Debate over video laws will again come into focus on Capitol Hill next week. With provisions of the Satellite Television Extension and Localism Act (STELA) set to sunset at the end of this year, the Communications and Technology Subcommittee of the House Energy & Commerce Committee will hold a hearing on that law’s reauthorization on Wednesday. However, it is likely that discussion on this subject will broaden out to other communications law battles that have been simmering for some time. In particular, rules related to broadcast television signals on cable and satellite are likely to come to the forefront.
Significantly, in an initial draft of reauthorization legislation released by the committee Thursday, rules establishing the responsibility of pay-TV providers to carry local TV stations on their base platforms are not altered. NRB has been vocal in its concern that Congress not abandon the decades-old commitment to local television, particularly religious television. Indeed, Dr. Jerry A. Johnson, President & CEO of NRB, has declared, “Scuttling the local channel carriage responsibilities of cable and other pay-TV platforms would be a significant detriment to a number of Christian TV stations and the viewers who rely on them for spiritual guidance.” Moreover, at the recently concluded NRB International Christian Media Convention in Nashville, the NRB Board of Directors, a body of approximately 100 key leaders in Christian media, unanimously approved a Resolution stating, “History of non-carriage by cable companies prior to ‘Must Carry’ provisions suggests that religious TV would again be ignored in the absence of those rules.” The Board then called on Congress to uphold these local TV carriage obligations and to recognize the important place of Christian TV ministries for viewers.
Notably, Senate Commerce Committee leaders are also soliciting input on how wide of a communications law net to cast as they begin their review of STELA. NRB will continue to be vigilant in this area of great importance for Christian television ministries.
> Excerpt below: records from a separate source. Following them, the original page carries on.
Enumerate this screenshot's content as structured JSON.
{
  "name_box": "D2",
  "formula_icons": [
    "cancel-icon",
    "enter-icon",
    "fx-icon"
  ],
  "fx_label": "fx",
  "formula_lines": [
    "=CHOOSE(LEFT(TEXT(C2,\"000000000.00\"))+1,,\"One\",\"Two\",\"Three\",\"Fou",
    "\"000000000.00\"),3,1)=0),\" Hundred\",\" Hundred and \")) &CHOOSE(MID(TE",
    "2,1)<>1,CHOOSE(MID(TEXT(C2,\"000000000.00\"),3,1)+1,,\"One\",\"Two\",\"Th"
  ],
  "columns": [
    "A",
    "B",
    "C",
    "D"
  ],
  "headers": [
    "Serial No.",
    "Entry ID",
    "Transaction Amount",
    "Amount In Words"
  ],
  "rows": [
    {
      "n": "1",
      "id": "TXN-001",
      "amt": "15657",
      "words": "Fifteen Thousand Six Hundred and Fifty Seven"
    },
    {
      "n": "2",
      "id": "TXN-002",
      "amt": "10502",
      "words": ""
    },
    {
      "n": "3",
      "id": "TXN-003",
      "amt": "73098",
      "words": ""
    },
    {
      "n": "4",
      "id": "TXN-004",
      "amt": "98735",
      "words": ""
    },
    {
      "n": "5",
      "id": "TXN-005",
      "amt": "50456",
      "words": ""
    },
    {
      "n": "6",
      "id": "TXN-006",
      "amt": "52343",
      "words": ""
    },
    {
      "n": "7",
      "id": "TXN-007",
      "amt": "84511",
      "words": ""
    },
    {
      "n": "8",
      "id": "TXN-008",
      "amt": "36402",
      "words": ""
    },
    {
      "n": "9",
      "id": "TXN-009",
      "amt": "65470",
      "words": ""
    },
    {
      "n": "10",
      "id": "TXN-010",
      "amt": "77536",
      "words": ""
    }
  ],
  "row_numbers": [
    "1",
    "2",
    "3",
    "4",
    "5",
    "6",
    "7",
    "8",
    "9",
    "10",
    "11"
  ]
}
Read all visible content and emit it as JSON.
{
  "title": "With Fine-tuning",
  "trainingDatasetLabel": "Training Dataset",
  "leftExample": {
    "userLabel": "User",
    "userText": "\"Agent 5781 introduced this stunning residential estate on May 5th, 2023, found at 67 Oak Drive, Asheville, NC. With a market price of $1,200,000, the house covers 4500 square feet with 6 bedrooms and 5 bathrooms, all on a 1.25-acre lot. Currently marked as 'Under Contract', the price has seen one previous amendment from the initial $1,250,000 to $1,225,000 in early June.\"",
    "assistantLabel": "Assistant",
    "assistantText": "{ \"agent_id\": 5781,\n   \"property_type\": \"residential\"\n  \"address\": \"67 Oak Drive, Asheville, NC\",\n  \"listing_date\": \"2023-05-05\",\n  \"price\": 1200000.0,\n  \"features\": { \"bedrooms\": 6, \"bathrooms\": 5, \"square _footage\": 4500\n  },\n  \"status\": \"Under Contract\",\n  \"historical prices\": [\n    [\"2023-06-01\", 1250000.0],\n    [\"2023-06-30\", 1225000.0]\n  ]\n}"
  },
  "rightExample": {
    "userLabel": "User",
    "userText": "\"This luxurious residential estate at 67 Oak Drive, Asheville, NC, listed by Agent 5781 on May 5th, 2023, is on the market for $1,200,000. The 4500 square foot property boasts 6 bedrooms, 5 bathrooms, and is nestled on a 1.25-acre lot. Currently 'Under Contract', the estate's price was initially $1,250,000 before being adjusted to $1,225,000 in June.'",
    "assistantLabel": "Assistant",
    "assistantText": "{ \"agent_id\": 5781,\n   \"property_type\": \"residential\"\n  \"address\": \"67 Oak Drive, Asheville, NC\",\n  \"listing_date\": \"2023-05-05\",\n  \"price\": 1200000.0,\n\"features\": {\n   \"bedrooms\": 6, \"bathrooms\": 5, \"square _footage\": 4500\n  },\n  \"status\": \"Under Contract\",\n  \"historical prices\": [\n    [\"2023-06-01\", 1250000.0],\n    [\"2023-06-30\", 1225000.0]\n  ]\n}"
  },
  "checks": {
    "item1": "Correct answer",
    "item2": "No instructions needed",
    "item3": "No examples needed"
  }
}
By Aaron Mercer, Vice President of Government Relations
Published: March 7, 2014